England to launch and complete a $1 billion capital campaign.
The campaign met its $1 billion financial goal one year early last
September, and continued raising funds until its scheduled completion
date, Sept. 30, 2010, in order to further support the campaign
priorities and the mission to conquer cancer.
"It is gratifying and motivating that literally millions of gifts
from people and organizations have supported our mission to accelerate
the pace of cancer research and to promote the translation of scientific
advances into new life-saving therapies," said Dana-Farber President
Edward J. Benz Jr., MD. "The investments made in Dana-Farber during the
past seven years have generated unprecedented insights into the causes
and underlying mechanisms of cancer, giving us the knowledge and tools
needed to provide care that is personalized to each person's cancer."

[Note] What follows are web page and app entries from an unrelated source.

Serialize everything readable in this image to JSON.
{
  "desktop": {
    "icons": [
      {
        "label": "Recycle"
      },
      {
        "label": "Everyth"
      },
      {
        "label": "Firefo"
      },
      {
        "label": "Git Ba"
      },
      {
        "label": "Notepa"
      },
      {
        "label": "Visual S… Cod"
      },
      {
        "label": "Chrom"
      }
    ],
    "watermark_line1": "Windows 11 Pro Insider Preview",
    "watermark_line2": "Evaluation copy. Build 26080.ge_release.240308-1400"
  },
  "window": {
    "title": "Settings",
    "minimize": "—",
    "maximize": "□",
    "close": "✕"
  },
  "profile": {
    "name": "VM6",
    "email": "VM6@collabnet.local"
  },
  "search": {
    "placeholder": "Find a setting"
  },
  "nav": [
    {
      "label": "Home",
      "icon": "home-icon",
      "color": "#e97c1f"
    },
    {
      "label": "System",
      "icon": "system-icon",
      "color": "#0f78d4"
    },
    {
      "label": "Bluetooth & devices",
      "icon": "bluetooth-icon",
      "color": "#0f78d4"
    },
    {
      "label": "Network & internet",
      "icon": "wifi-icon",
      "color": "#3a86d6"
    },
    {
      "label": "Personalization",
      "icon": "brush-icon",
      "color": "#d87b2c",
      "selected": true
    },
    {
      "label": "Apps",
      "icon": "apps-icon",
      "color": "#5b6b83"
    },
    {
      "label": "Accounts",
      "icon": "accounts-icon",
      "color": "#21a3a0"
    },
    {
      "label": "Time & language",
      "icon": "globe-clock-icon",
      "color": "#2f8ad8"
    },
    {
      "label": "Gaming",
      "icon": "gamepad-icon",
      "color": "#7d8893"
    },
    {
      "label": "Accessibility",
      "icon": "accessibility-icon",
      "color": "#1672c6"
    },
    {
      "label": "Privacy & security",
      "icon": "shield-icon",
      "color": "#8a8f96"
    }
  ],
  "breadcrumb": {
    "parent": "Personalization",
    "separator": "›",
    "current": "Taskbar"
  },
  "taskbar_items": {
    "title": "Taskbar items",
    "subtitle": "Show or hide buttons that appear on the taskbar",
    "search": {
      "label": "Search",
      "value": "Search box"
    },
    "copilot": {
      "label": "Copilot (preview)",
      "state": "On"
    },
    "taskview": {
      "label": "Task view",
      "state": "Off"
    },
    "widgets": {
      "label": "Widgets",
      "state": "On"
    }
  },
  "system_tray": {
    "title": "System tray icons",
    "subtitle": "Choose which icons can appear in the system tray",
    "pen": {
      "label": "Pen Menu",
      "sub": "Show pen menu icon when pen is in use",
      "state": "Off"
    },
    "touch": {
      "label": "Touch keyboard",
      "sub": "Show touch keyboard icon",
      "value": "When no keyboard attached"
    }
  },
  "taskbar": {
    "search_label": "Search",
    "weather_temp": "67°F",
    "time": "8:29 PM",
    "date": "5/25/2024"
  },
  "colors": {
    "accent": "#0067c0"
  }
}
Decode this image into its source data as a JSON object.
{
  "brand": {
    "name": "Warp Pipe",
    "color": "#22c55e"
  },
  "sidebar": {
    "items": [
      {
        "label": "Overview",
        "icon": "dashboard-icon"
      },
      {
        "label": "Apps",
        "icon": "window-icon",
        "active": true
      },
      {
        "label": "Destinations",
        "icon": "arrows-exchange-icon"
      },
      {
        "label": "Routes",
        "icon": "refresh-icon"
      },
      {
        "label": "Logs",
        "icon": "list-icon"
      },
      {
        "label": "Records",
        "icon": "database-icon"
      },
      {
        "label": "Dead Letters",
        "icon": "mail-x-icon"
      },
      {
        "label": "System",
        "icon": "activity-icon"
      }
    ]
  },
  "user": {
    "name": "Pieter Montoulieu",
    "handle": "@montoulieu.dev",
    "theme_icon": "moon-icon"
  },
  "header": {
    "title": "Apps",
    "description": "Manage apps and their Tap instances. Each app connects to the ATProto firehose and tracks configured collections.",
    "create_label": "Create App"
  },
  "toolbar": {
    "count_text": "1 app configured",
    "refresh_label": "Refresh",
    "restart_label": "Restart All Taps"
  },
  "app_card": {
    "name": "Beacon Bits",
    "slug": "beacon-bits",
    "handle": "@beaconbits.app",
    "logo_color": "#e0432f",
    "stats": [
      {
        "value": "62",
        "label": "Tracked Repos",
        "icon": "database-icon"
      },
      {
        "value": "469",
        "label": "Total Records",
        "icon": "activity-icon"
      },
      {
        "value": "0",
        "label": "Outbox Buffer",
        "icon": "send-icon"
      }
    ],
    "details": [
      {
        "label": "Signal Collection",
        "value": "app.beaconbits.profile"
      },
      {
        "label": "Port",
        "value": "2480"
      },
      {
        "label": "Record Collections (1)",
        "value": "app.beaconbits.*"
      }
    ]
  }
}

The campaign was designed to raise financial support for four critical areas: construction of the Yawkey Center for Cancer Care; research and care; technology; and the Jimmy Fund and unrestricted funds.
The Yawkey Center, scheduled to open in January 2011, will enable
Dana-Farber to provide its trademark compassionate, family-centered care
to an increasing volume of patients, while also creating an environment
that fosters healing and facilitates innovative treatment that targets
the genetics of each patient's tumor.
Designed with advice from patients, families, and staff, the
14-story, 275,000 square foot state-of-the-art clinical care and
research facility will house 130 exam rooms, 137 infusion chairs, and 20
patient and family consultation rooms, as well as the Clinical Research
Center, which will conduct complex clinical trials and test new
scientific hypotheses in patients.
Gifts made during the campaign have helped establish a number of
centers critical to the development of personalized cancer care,
including the Center for Cancer Genome Discovery, Blais Proteomics Center, Lurie Family Imaging Center, Linde Program in Chemical Biology, Belfer Institute for Applied Cancer Science, and the Center for Novel Experimental Therapeutics.
The campaign's size and scope is proportionate to the growth of
Dana-Farber during the last decade. Between 2001 and 2009, outpatient
visits and infusions at Dana-Farber more than doubled, from nearly
128,000 to more than 292,000. The number of clinical trials available
to Dana-Farber patients increased nearly 80 percent, from 409 trials to
"As a two-time cancer survivor, I have firsthand appreciation of the
importance of expeditiously converting laboratory discoveries into new
treatments," said Larry Lucchino, president and CEO of the Boston Red
Sox and co-chair of the Mission Possible campaign. "Thanks to
the wide support of the campaign, Dana-Farber has the resources to
expand on its leadership role in translational, bench-to-bedside
research, which will mean more cancer patients will be given a much
better chance to become cancer survivors."
"Achieving the campaign's ambitious goal of raising more than $1
billion to support Dana-Farber's mission is extremely noteworthy, but
the campaign's real legacy will be measured in the number of lives saved
through the development of new treatments that are based on advances
made at Dana-Farber," said Josh Bekenstein, co-chair of the Mission Possible campaign and a managing director of Bain Capital, LLC.
To date, more than 2 million gifts of all sizes were received, with
121 gifts of $1 million or more, and 820 gifts of $100,000 or more.
Every Dana-Farber trustee has made a gift during the campaign period,
and 96 percent of Dana-Farber's senior faculty contributed very early
on, showing their confidence in what the campaign could accomplish.
Transformative gifts were received from many individuals and
organizations, including $183 million from seven Pan-Massachusetts
Challenge bike-a-thons, $50 million from Susan F. and Richard A. Smith,
$30 million from the Yawkey Foundation, $20 million from the Linde
Family Foundation, $16 million from the Lurie-NLM Marks Family
Foundation, $10 million from the Renee E. and Robert A. Belfer Family
Foundation, $10 million from The Charles A. Dana Foundation, and $10
million from the Friends of Dana-Farber Cancer Institute.
"The achievement of the campaign's fundraising goal is a testament to
the widespread support for Dana-Farber throughout New England and the
country, and it speaks to a collective confidence that with enough
resources, cancer can be conquered," said Susan Paresky, senior vice
president for the Division of Development and the Jimmy Fund.